> _DATA UNDER STUDY_:
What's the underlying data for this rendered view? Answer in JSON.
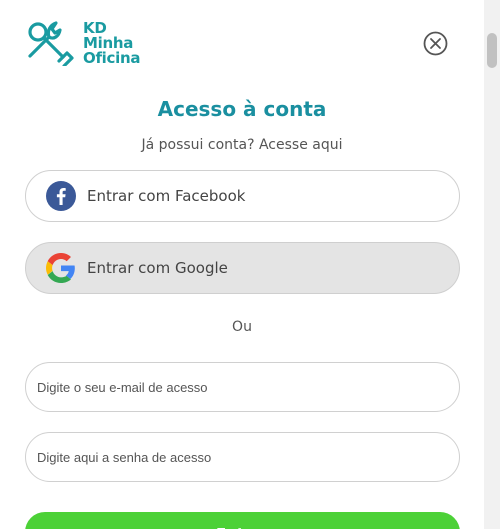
{
  "logo": {
    "line1": "KD",
    "line2": "Minha",
    "line3": "Oficina"
  },
  "close": {
    "icon": "close-circle-icon"
  },
  "title": "Acesso à conta",
  "subtitle": "Já possui conta? Acesse aqui",
  "social": {
    "facebook": {
      "label": "Entrar com Facebook",
      "icon": "facebook-icon",
      "color": "#3b5998"
    },
    "google": {
      "label": "Entrar com Google",
      "icon": "google-icon"
    }
  },
  "divider": "Ou",
  "form": {
    "email": {
      "placeholder": "Digite o seu e-mail de acesso",
      "value": ""
    },
    "password": {
      "placeholder": "Digite aqui a senha de acesso",
      "value": ""
    },
    "submit_label": "Entrar"
  },
  "colors": {
    "brand": "#1a9ba1",
    "title": "#1a8fa0",
    "submit": "#4cd137"
  }
}
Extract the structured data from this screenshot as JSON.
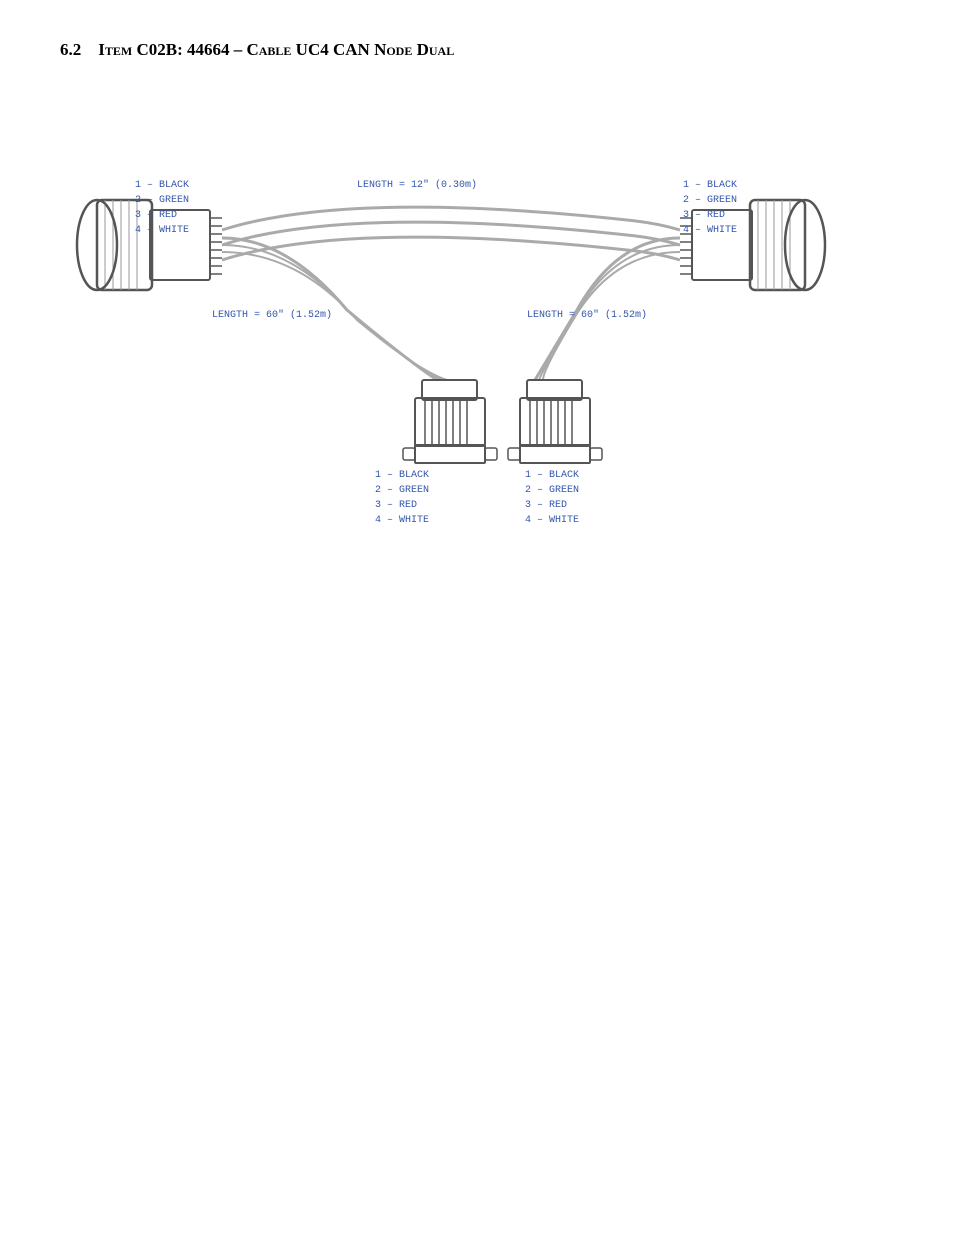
{
  "section": {
    "number": "6.2",
    "title": "Item C02B: 44664 – Cable UC4 CAN Node Dual"
  },
  "diagram": {
    "length_top": "LENGTH = 12\" (0.30m)",
    "length_left": "LENGTH = 60\" (1.52m)",
    "length_right": "LENGTH = 60\" (1.52m)",
    "left_connector_labels": [
      "1 – BLACK",
      "2 – GREEN",
      "3 – RED",
      "4 – WHITE"
    ],
    "right_connector_labels": [
      "1 – BLACK",
      "2 – GREEN",
      "3 – RED",
      "4 – WHITE"
    ],
    "bottom_left_labels": [
      "1 – BLACK",
      "2 – GREEN",
      "3 – RED",
      "4 – WHITE"
    ],
    "bottom_right_labels": [
      "1 – BLACK",
      "2 – GREEN",
      "3 – RED",
      "4 – WHITE"
    ]
  }
}
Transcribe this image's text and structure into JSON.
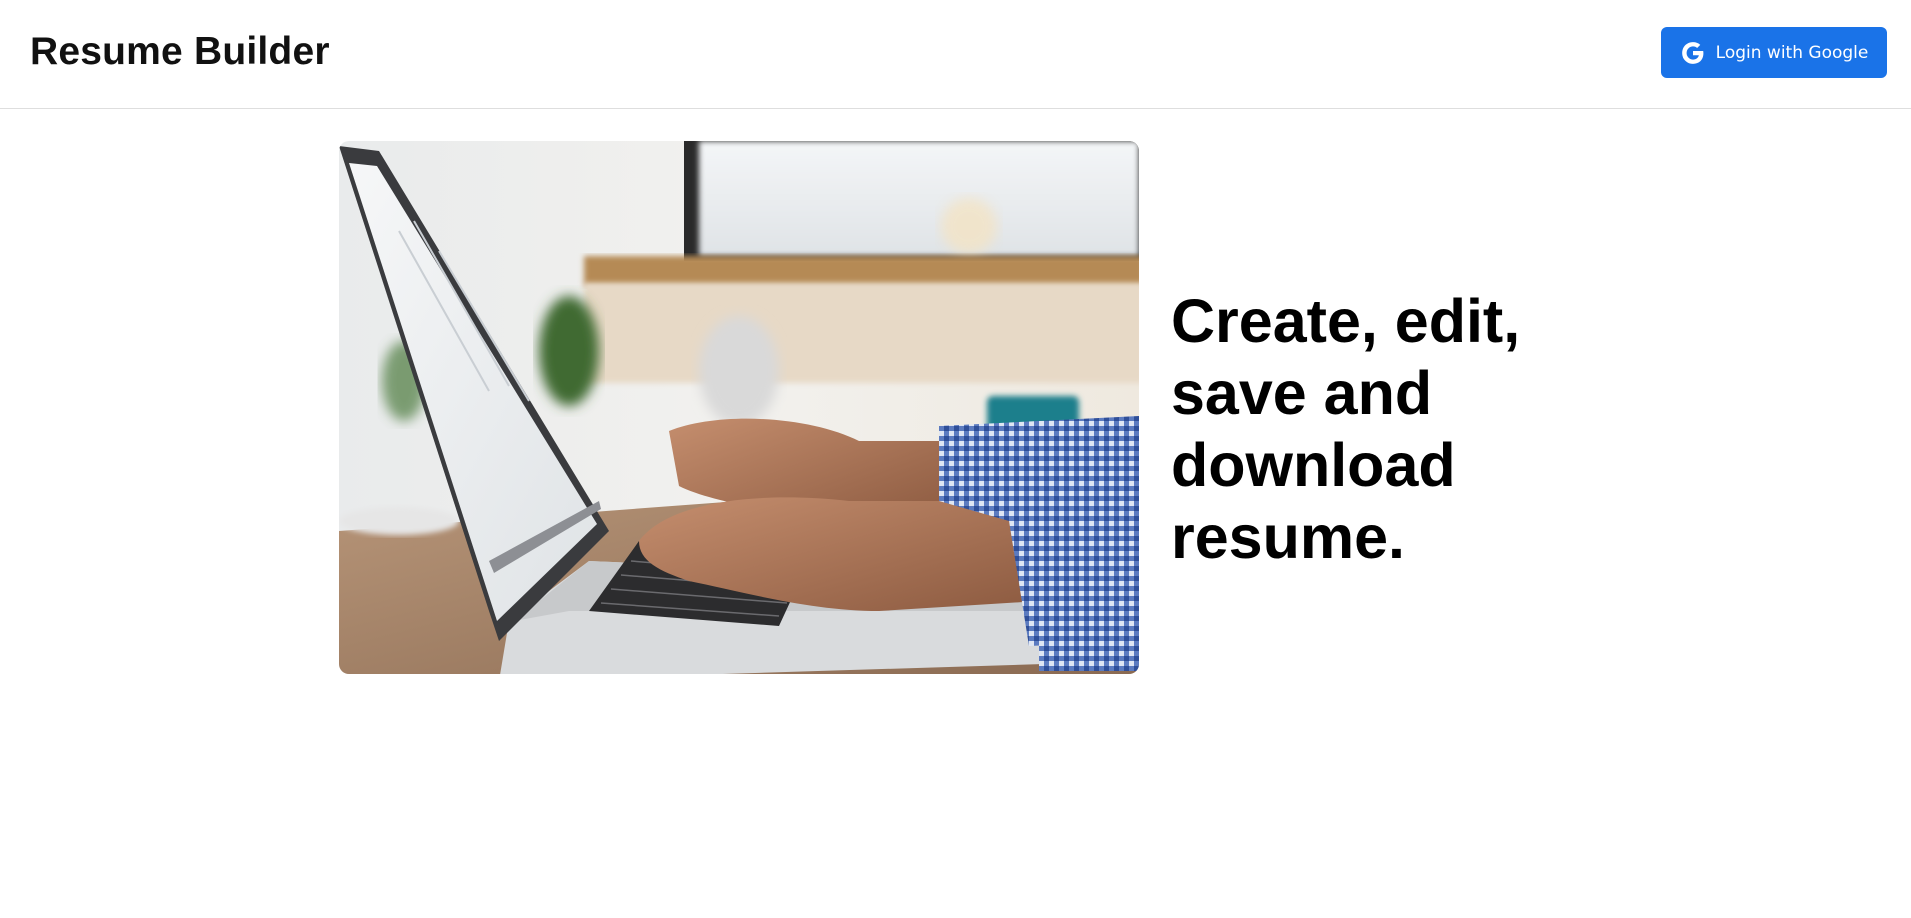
{
  "header": {
    "brand": "Resume Builder",
    "login_label": "Login with Google",
    "login_icon": "google-icon"
  },
  "main": {
    "hero_image_icon": "laptop-typing-photo",
    "headline": "Create, edit, save and download resume."
  },
  "colors": {
    "accent": "#1a73e8",
    "header_border": "#dedede",
    "text": "#000000"
  }
}
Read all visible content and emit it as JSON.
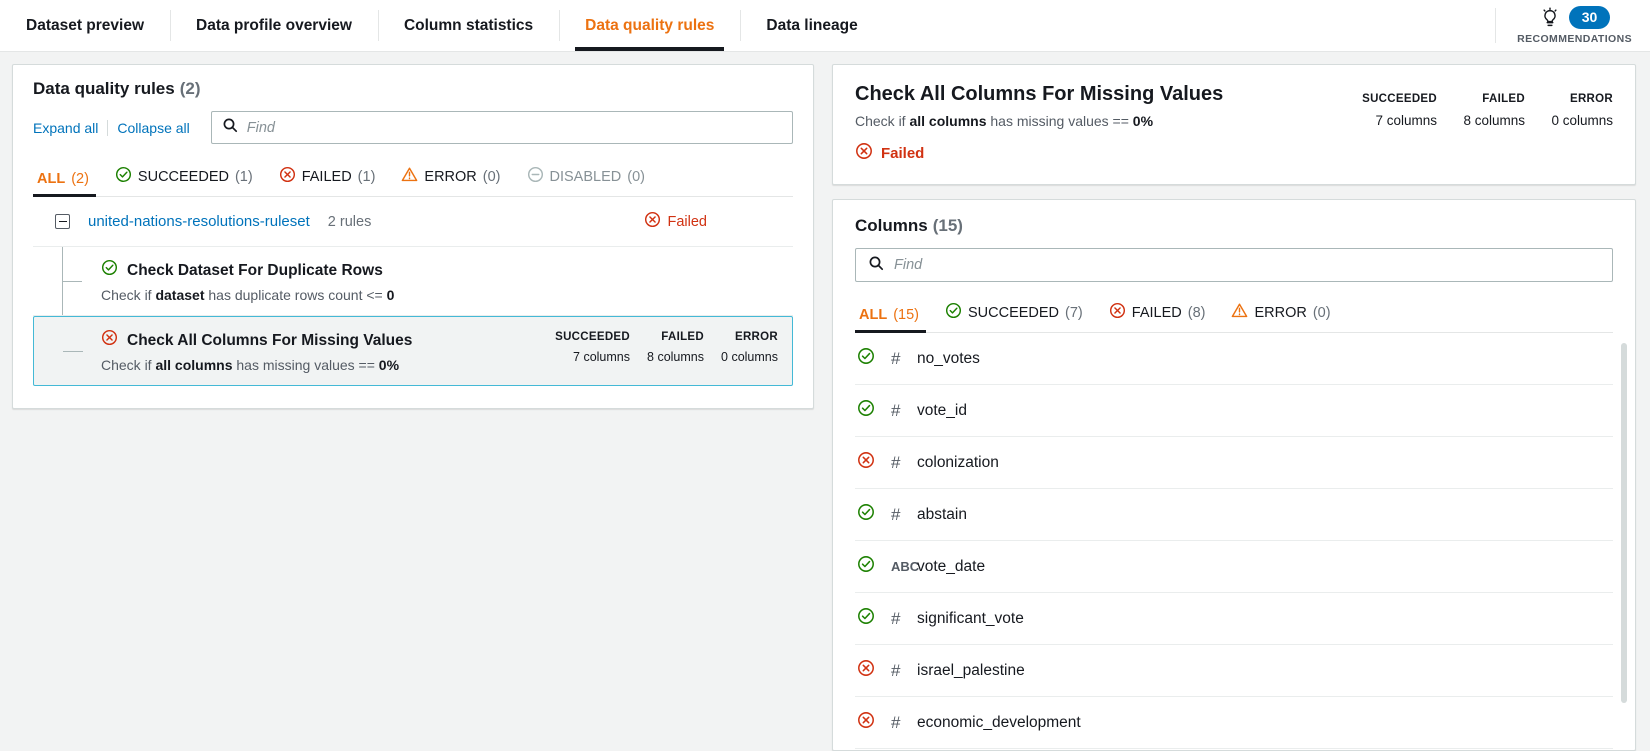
{
  "header": {
    "tabs": [
      {
        "label": "Dataset preview",
        "active": false
      },
      {
        "label": "Data profile overview",
        "active": false
      },
      {
        "label": "Column statistics",
        "active": false
      },
      {
        "label": "Data quality rules",
        "active": true
      },
      {
        "label": "Data lineage",
        "active": false
      }
    ],
    "recommendations": {
      "count": "30",
      "label": "RECOMMENDATIONS",
      "icon": "lightbulb-icon",
      "badge_color": "#0073bb"
    }
  },
  "rules_panel": {
    "title": "Data quality rules",
    "count": "(2)",
    "expand_all": "Expand all",
    "collapse_all": "Collapse all",
    "search_placeholder": "Find",
    "search_value": "",
    "filters": [
      {
        "label": "ALL",
        "count": "(2)",
        "icon": "none",
        "active": true,
        "disabled": false
      },
      {
        "label": "SUCCEEDED",
        "count": "(1)",
        "icon": "check-circle-icon",
        "active": false,
        "disabled": false
      },
      {
        "label": "FAILED",
        "count": "(1)",
        "icon": "error-circle-icon",
        "active": false,
        "disabled": false
      },
      {
        "label": "ERROR",
        "count": "(0)",
        "icon": "warning-triangle-icon",
        "active": false,
        "disabled": false
      },
      {
        "label": "DISABLED",
        "count": "(0)",
        "icon": "minus-circle-icon",
        "active": false,
        "disabled": true
      }
    ],
    "ruleset": {
      "name": "united-nations-resolutions-ruleset",
      "rules_count": "2 rules",
      "status": "Failed"
    },
    "rules": [
      {
        "name": "Check Dataset For Duplicate Rows",
        "desc_pre": "Check if ",
        "desc_bold1": "dataset",
        "desc_mid": " has duplicate rows count <= ",
        "desc_bold2": "0",
        "status_icon": "check-circle-icon",
        "selected": false,
        "show_stats": false
      },
      {
        "name": "Check All Columns For Missing Values",
        "desc_pre": "Check if ",
        "desc_bold1": "all columns",
        "desc_mid": " has missing values == ",
        "desc_bold2": "0%",
        "status_icon": "error-circle-icon",
        "selected": true,
        "show_stats": true,
        "stats": [
          {
            "label": "SUCCEEDED",
            "value": "7 columns"
          },
          {
            "label": "FAILED",
            "value": "8 columns"
          },
          {
            "label": "ERROR",
            "value": "0 columns"
          }
        ]
      }
    ]
  },
  "detail_panel": {
    "title": "Check All Columns For Missing Values",
    "desc_pre": "Check if ",
    "desc_bold1": "all columns",
    "desc_mid": " has missing values == ",
    "desc_bold2": "0%",
    "status": "Failed",
    "status_icon": "error-circle-icon",
    "stats": [
      {
        "label": "SUCCEEDED",
        "value": "7 columns"
      },
      {
        "label": "FAILED",
        "value": "8 columns"
      },
      {
        "label": "ERROR",
        "value": "0 columns"
      }
    ]
  },
  "columns_panel": {
    "title": "Columns",
    "count": "(15)",
    "search_placeholder": "Find",
    "search_value": "",
    "filters": [
      {
        "label": "ALL",
        "count": "(15)",
        "icon": "none",
        "active": true
      },
      {
        "label": "SUCCEEDED",
        "count": "(7)",
        "icon": "check-circle-icon",
        "active": false
      },
      {
        "label": "FAILED",
        "count": "(8)",
        "icon": "error-circle-icon",
        "active": false
      },
      {
        "label": "ERROR",
        "count": "(0)",
        "icon": "warning-triangle-icon",
        "active": false
      }
    ],
    "rows": [
      {
        "status": "success",
        "type": "#",
        "type_kind": "num",
        "name": "no_votes"
      },
      {
        "status": "success",
        "type": "#",
        "type_kind": "num",
        "name": "vote_id"
      },
      {
        "status": "failed",
        "type": "#",
        "type_kind": "num",
        "name": "colonization"
      },
      {
        "status": "success",
        "type": "#",
        "type_kind": "num",
        "name": "abstain"
      },
      {
        "status": "success",
        "type": "ABC",
        "type_kind": "str",
        "name": "vote_date"
      },
      {
        "status": "success",
        "type": "#",
        "type_kind": "num",
        "name": "significant_vote"
      },
      {
        "status": "failed",
        "type": "#",
        "type_kind": "num",
        "name": "israel_palestine"
      },
      {
        "status": "failed",
        "type": "#",
        "type_kind": "num",
        "name": "economic_development"
      }
    ]
  },
  "colors": {
    "accent_orange": "#ec7211",
    "link_blue": "#0073bb",
    "success_green": "#1d8102",
    "error_red": "#d13212",
    "warning_orange": "#ec7211",
    "selected_border": "#44b9d6"
  }
}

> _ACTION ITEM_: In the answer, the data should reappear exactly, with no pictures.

> _OUTPUT FOR THIS TASK_:
What's the underlying data for this rendered view? Answer in JSON.
{
  "logo": {
    "line1": "KD",
    "line2": "Minha",
    "line3": "Oficina"
  },
  "close": {
    "icon": "close-circle-icon"
  },
  "title": "Acesso à conta",
  "subtitle": "Já possui conta? Acesse aqui",
  "social": {
    "facebook": {
      "label": "Entrar com Facebook",
      "icon": "facebook-icon",
      "color": "#3b5998"
    },
    "google": {
      "label": "Entrar com Google",
      "icon": "google-icon"
    }
  },
  "divider": "Ou",
  "form": {
    "email": {
      "placeholder": "Digite o seu e-mail de acesso",
      "value": ""
    },
    "password": {
      "placeholder": "Digite aqui a senha de acesso",
      "value": ""
    },
    "submit_label": "Entrar"
  },
  "colors": {
    "brand": "#1a9ba1",
    "title": "#1a8fa0",
    "submit": "#4cd137"
  }
}
Extract the structured data from this screenshot as JSON.
{
  "section": {
    "number": "6.2",
    "title": "Item C02B: 44664 – Cable UC4 CAN Node Dual"
  },
  "diagram": {
    "length_top": "LENGTH = 12\" (0.30m)",
    "length_left": "LENGTH = 60\" (1.52m)",
    "length_right": "LENGTH = 60\" (1.52m)",
    "left_connector_labels": [
      "1 – BLACK",
      "2 – GREEN",
      "3 – RED",
      "4 – WHITE"
    ],
    "right_connector_labels": [
      "1 – BLACK",
      "2 – GREEN",
      "3 – RED",
      "4 – WHITE"
    ],
    "bottom_left_labels": [
      "1 – BLACK",
      "2 – GREEN",
      "3 – RED",
      "4 – WHITE"
    ],
    "bottom_right_labels": [
      "1 – BLACK",
      "2 – GREEN",
      "3 – RED",
      "4 – WHITE"
    ]
  }
}
Transcribe this image's text and structure into JSON.
{
  "header": {
    "brand": "Resume Builder",
    "login_label": "Login with Google",
    "login_icon": "google-icon"
  },
  "main": {
    "hero_image_icon": "laptop-typing-photo",
    "headline": "Create, edit, save and download resume."
  },
  "colors": {
    "accent": "#1a73e8",
    "header_border": "#dedede",
    "text": "#000000"
  }
}
Read all visible content and emit it as JSON.
{
  "header": {
    "tabs": [
      {
        "label": "Dataset preview",
        "active": false
      },
      {
        "label": "Data profile overview",
        "active": false
      },
      {
        "label": "Column statistics",
        "active": false
      },
      {
        "label": "Data quality rules",
        "active": true
      },
      {
        "label": "Data lineage",
        "active": false
      }
    ],
    "recommendations": {
      "count": "30",
      "label": "RECOMMENDATIONS",
      "icon": "lightbulb-icon",
      "badge_color": "#0073bb"
    }
  },
  "rules_panel": {
    "title": "Data quality rules",
    "count": "(2)",
    "expand_all": "Expand all",
    "collapse_all": "Collapse all",
    "search_placeholder": "Find",
    "search_value": "",
    "filters": [
      {
        "label": "ALL",
        "count": "(2)",
        "icon": "none",
        "active": true,
        "disabled": false
      },
      {
        "label": "SUCCEEDED",
        "count": "(1)",
        "icon": "check-circle-icon",
        "active": false,
        "disabled": false
      },
      {
        "label": "FAILED",
        "count": "(1)",
        "icon": "error-circle-icon",
        "active": false,
        "disabled": false
      },
      {
        "label": "ERROR",
        "count": "(0)",
        "icon": "warning-triangle-icon",
        "active": false,
        "disabled": false
      },
      {
        "label": "DISABLED",
        "count": "(0)",
        "icon": "minus-circle-icon",
        "active": false,
        "disabled": true
      }
    ],
    "ruleset": {
      "name": "united-nations-resolutions-ruleset",
      "rules_count": "2 rules",
      "status": "Failed"
    },
    "rules": [
      {
        "name": "Check Dataset For Duplicate Rows",
        "desc_pre": "Check if ",
        "desc_bold1": "dataset",
        "desc_mid": " has duplicate rows count <= ",
        "desc_bold2": "0",
        "status_icon": "check-circle-icon",
        "selected": false,
        "show_stats": false
      },
      {
        "name": "Check All Columns For Missing Values",
        "desc_pre": "Check if ",
        "desc_bold1": "all columns",
        "desc_mid": " has missing values == ",
        "desc_bold2": "0%",
        "status_icon": "error-circle-icon",
        "selected": true,
        "show_stats": true,
        "stats": [
          {
            "label": "SUCCEEDED",
            "value": "7 columns"
          },
          {
            "label": "FAILED",
            "value": "8 columns"
          },
          {
            "label": "ERROR",
            "value": "0 columns"
          }
        ]
      }
    ]
  },
  "detail_panel": {
    "title": "Check All Columns For Missing Values",
    "desc_pre": "Check if ",
    "desc_bold1": "all columns",
    "desc_mid": " has missing values == ",
    "desc_bold2": "0%",
    "status": "Failed",
    "status_icon": "error-circle-icon",
    "stats": [
      {
        "label": "SUCCEEDED",
        "value": "7 columns"
      },
      {
        "label": "FAILED",
        "value": "8 columns"
      },
      {
        "label": "ERROR",
        "value": "0 columns"
      }
    ]
  },
  "columns_panel": {
    "title": "Columns",
    "count": "(15)",
    "search_placeholder": "Find",
    "search_value": "",
    "filters": [
      {
        "label": "ALL",
        "count": "(15)",
        "icon": "none",
        "active": true
      },
      {
        "label": "SUCCEEDED",
        "count": "(7)",
        "icon": "check-circle-icon",
        "active": false
      },
      {
        "label": "FAILED",
        "count": "(8)",
        "icon": "error-circle-icon",
        "active": false
      },
      {
        "label": "ERROR",
        "count": "(0)",
        "icon": "warning-triangle-icon",
        "active": false
      }
    ],
    "rows": [
      {
        "status": "success",
        "type": "#",
        "type_kind": "num",
        "name": "no_votes"
      },
      {
        "status": "success",
        "type": "#",
        "type_kind": "num",
        "name": "vote_id"
      },
      {
        "status": "failed",
        "type": "#",
        "type_kind": "num",
        "name": "colonization"
      },
      {
        "status": "success",
        "type": "#",
        "type_kind": "num",
        "name": "abstain"
      },
      {
        "status": "success",
        "type": "ABC",
        "type_kind": "str",
        "name": "vote_date"
      },
      {
        "status": "success",
        "type": "#",
        "type_kind": "num",
        "name": "significant_vote"
      },
      {
        "status": "failed",
        "type": "#",
        "type_kind": "num",
        "name": "israel_palestine"
      },
      {
        "status": "failed",
        "type": "#",
        "type_kind": "num",
        "name": "economic_development"
      }
    ]
  },
  "colors": {
    "accent_orange": "#ec7211",
    "link_blue": "#0073bb",
    "success_green": "#1d8102",
    "error_red": "#d13212",
    "warning_orange": "#ec7211",
    "selected_border": "#44b9d6"
  }
}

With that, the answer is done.